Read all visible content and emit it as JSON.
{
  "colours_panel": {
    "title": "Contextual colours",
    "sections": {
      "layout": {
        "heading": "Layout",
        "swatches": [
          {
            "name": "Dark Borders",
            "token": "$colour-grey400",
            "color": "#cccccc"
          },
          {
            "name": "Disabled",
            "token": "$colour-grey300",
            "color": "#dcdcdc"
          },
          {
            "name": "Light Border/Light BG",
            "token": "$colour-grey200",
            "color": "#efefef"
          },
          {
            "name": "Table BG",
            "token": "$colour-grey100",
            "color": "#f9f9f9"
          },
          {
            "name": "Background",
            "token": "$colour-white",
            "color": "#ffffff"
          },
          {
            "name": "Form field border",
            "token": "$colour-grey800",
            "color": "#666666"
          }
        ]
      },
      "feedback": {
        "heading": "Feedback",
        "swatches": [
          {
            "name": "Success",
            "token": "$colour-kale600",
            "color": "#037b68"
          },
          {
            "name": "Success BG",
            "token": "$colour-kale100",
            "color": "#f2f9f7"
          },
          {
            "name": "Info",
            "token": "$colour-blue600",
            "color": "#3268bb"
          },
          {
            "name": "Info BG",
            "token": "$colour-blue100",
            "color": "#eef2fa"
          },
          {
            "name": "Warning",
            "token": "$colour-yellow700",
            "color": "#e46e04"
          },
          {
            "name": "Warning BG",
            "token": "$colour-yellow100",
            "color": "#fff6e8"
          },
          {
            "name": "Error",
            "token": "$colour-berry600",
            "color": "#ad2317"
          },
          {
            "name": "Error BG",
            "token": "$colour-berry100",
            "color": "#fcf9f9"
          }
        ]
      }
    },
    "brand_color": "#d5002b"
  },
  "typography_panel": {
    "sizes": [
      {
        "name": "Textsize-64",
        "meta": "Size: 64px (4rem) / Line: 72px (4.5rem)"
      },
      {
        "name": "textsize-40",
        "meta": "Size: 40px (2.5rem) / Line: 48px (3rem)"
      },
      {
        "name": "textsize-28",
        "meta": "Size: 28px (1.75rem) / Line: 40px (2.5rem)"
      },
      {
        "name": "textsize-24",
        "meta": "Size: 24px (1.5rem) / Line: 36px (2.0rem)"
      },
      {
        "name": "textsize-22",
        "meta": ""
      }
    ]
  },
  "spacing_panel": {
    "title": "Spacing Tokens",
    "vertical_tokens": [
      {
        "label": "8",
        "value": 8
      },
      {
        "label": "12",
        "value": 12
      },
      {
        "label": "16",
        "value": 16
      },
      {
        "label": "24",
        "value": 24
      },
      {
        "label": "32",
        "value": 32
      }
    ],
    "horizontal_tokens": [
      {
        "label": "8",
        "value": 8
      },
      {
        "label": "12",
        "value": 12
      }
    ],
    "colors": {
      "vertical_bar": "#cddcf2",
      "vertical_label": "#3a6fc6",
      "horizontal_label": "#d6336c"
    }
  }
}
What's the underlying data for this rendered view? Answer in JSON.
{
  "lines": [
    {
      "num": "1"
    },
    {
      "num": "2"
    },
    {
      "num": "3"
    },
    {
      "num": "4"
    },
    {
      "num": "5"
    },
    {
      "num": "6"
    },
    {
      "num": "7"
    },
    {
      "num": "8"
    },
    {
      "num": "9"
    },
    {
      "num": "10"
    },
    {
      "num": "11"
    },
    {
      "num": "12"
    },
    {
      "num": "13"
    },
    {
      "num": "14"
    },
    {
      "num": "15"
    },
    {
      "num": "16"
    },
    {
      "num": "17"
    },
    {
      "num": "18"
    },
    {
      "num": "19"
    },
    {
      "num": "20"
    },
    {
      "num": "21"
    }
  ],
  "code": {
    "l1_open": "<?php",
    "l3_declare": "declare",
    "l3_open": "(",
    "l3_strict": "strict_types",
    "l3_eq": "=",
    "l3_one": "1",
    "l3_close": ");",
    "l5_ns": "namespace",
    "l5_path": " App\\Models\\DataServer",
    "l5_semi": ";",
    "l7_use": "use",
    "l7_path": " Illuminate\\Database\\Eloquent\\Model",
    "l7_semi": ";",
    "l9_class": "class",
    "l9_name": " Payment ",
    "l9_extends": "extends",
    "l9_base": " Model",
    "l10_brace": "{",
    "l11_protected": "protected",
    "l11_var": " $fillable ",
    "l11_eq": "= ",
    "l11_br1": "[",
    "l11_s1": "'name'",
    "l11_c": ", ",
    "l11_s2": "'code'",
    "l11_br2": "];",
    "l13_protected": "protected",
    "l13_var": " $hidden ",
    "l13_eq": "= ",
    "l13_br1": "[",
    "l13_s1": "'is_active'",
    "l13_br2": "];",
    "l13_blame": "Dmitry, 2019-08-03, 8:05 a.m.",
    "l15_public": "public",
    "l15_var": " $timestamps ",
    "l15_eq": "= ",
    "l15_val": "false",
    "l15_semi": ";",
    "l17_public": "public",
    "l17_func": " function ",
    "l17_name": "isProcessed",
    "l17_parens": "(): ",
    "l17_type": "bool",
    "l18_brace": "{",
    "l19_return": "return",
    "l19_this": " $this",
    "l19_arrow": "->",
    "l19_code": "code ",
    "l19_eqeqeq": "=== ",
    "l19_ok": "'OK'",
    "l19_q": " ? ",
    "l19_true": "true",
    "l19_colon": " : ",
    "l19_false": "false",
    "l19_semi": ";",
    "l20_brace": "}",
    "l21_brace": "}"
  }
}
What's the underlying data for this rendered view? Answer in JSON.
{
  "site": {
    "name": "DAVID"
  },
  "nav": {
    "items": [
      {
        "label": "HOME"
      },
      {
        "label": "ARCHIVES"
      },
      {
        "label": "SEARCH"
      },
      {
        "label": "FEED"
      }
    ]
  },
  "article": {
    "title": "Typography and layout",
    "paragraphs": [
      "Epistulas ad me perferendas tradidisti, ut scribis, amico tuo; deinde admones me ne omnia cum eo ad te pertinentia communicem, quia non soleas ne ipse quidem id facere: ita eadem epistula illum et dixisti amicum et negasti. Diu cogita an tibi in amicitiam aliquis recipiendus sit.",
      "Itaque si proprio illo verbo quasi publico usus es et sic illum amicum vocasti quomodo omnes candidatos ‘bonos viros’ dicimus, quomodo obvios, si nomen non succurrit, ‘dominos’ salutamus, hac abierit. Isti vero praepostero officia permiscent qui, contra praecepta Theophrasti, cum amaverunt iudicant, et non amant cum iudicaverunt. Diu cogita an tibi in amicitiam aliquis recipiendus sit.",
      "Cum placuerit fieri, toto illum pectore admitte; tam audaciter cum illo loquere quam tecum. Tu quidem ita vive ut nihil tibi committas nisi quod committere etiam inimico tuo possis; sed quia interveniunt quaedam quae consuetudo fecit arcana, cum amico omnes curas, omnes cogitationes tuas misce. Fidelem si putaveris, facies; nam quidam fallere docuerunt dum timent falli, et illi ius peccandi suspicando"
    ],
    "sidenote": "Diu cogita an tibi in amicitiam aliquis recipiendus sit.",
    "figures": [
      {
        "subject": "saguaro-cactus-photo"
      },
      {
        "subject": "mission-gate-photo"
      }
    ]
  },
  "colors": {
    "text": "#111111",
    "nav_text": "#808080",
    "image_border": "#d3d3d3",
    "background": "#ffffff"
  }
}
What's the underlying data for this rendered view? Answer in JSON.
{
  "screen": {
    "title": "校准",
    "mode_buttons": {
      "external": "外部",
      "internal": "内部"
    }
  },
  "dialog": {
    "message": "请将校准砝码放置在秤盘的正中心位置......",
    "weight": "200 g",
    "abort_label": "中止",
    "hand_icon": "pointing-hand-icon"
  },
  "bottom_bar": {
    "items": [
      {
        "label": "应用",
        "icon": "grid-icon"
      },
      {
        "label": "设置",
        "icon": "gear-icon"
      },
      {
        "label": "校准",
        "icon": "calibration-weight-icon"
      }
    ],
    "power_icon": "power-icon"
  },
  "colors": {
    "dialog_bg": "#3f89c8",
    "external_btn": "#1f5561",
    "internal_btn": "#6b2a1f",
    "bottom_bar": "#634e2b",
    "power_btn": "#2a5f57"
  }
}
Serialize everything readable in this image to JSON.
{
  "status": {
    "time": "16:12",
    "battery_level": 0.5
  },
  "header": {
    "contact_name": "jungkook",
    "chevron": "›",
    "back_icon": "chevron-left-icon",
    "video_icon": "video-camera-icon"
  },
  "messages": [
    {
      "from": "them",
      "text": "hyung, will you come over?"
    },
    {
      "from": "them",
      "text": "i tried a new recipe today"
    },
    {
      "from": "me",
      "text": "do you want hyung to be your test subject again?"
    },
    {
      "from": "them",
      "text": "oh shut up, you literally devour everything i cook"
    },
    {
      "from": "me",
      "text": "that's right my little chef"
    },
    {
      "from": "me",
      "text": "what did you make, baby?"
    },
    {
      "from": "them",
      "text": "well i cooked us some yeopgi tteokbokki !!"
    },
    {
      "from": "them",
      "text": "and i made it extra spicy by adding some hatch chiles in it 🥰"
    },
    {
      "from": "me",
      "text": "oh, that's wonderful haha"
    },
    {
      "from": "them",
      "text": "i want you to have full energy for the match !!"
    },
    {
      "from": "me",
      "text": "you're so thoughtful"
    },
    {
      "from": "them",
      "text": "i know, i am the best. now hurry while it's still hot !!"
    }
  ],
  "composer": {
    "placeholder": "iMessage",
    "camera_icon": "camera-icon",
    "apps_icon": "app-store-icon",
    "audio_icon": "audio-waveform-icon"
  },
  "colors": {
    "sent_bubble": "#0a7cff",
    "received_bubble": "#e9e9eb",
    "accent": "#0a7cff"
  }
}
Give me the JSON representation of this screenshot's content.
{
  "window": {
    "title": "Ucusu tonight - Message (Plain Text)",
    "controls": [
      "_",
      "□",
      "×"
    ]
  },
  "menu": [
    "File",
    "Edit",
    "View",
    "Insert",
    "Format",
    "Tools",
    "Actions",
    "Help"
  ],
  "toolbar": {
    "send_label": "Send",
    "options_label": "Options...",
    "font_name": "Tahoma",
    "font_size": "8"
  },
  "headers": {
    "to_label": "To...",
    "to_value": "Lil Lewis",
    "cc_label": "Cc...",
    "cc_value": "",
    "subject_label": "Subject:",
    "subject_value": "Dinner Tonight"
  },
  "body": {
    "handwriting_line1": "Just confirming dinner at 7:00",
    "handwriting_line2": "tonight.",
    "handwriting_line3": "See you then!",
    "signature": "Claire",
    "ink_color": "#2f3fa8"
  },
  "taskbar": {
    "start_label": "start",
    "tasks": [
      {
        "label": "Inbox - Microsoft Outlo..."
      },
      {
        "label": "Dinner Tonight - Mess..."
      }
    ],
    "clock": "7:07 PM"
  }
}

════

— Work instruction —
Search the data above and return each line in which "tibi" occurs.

— Task output —
      "Epistulas ad me perferendas tradidisti, ut scribis, amico tuo; deinde admones me ne omnia cum eo ad te pertinentia communicem, quia non soleas ne ipse quidem id facere: ita eadem epistula illum et dixisti amicum et negasti. Diu cogita an tibi in amicitiam aliquis recipiendus sit.",
      "Itaque si proprio illo verbo quasi publico usus es et sic illum amicum vocasti quomodo omnes candidatos ‘bonos viros’ dicimus, quomodo obvios, si nomen non succurrit, ‘dominos’ salutamus, hac abierit. Isti vero praepostero officia permiscent qui, contra praecepta Theophrasti, cum amaverunt iudicant, et non amant cum iudicaverunt. Diu cogita an tibi in amicitiam aliquis recipiendus sit.",
      "Cum placuerit fieri, toto illum pectore admitte; tam audaciter cum illo loquere quam tecum. Tu quidem ita vive ut nihil tibi committas nisi quod committere etiam inimico tuo possis; sed quia interveniunt quaedam quae consuetudo fecit arcana, cum amico omnes curas, omnes cogitationes tuas misce. Fidelem si putaveris, facies; nam quidam fallere docuerunt dum timent falli, et illi ius peccandi suspicando"
    "sidenote": "Diu cogita an tibi in amicitiam aliquis recipiendus sit.",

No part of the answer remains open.